**EXERCISE PROMPT**. For each line in the records that contains "FATTURAZIONE", make a copy.

=== Begin Enclosure ===

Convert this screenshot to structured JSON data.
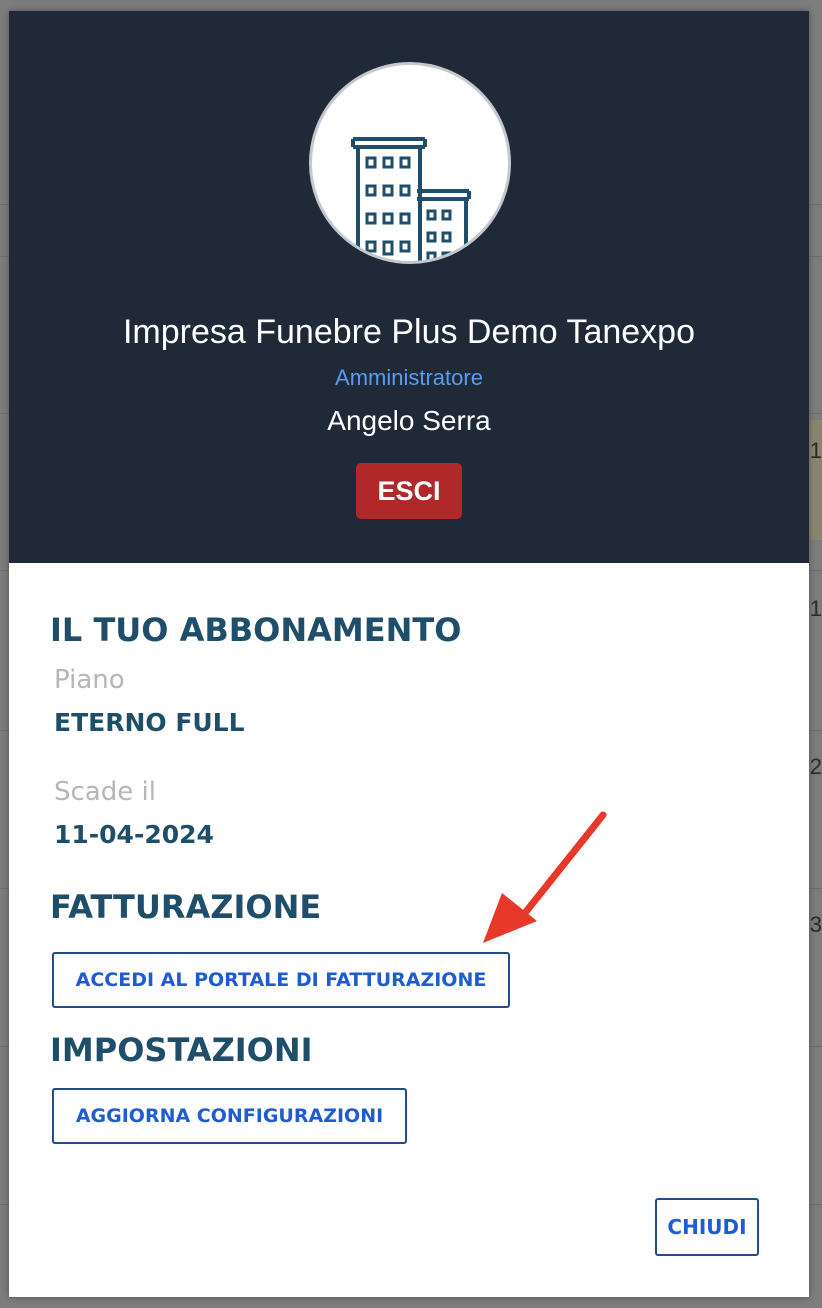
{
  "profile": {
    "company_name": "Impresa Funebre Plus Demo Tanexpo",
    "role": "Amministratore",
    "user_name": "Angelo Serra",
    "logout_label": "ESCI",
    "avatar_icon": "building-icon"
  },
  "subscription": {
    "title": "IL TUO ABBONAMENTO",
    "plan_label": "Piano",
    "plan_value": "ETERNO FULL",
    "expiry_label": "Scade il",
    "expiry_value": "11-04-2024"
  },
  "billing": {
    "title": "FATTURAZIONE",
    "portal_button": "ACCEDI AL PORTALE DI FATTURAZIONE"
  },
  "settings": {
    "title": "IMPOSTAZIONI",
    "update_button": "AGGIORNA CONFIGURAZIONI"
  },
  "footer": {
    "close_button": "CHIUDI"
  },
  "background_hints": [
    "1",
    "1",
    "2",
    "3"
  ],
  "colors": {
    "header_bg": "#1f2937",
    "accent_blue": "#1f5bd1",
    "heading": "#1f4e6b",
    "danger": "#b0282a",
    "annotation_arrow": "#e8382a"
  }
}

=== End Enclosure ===
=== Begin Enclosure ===

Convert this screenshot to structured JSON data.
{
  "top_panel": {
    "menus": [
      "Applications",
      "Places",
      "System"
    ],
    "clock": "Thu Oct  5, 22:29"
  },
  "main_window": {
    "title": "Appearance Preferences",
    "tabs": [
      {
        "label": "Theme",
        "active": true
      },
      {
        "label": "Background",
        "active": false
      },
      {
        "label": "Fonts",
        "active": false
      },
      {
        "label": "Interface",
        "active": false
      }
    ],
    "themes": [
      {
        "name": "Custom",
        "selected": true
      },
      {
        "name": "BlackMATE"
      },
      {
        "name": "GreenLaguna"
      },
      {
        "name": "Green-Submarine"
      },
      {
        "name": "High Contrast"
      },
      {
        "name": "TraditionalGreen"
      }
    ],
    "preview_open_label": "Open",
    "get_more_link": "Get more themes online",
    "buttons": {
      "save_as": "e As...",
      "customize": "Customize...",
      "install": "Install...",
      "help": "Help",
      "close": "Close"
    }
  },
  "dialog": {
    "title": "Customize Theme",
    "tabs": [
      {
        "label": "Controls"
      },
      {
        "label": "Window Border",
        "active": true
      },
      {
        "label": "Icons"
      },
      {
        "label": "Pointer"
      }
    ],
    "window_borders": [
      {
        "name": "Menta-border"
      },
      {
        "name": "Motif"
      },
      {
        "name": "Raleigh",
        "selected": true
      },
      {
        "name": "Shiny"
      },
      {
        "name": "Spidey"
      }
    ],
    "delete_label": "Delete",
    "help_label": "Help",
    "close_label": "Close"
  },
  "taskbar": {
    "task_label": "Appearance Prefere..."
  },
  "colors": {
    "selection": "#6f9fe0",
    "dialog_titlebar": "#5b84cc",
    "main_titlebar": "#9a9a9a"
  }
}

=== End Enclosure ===

**ANSWER AREA**.
    "title": "FATTURAZIONE",
    "portal_button": "ACCEDI AL PORTALE DI FATTURAZIONE"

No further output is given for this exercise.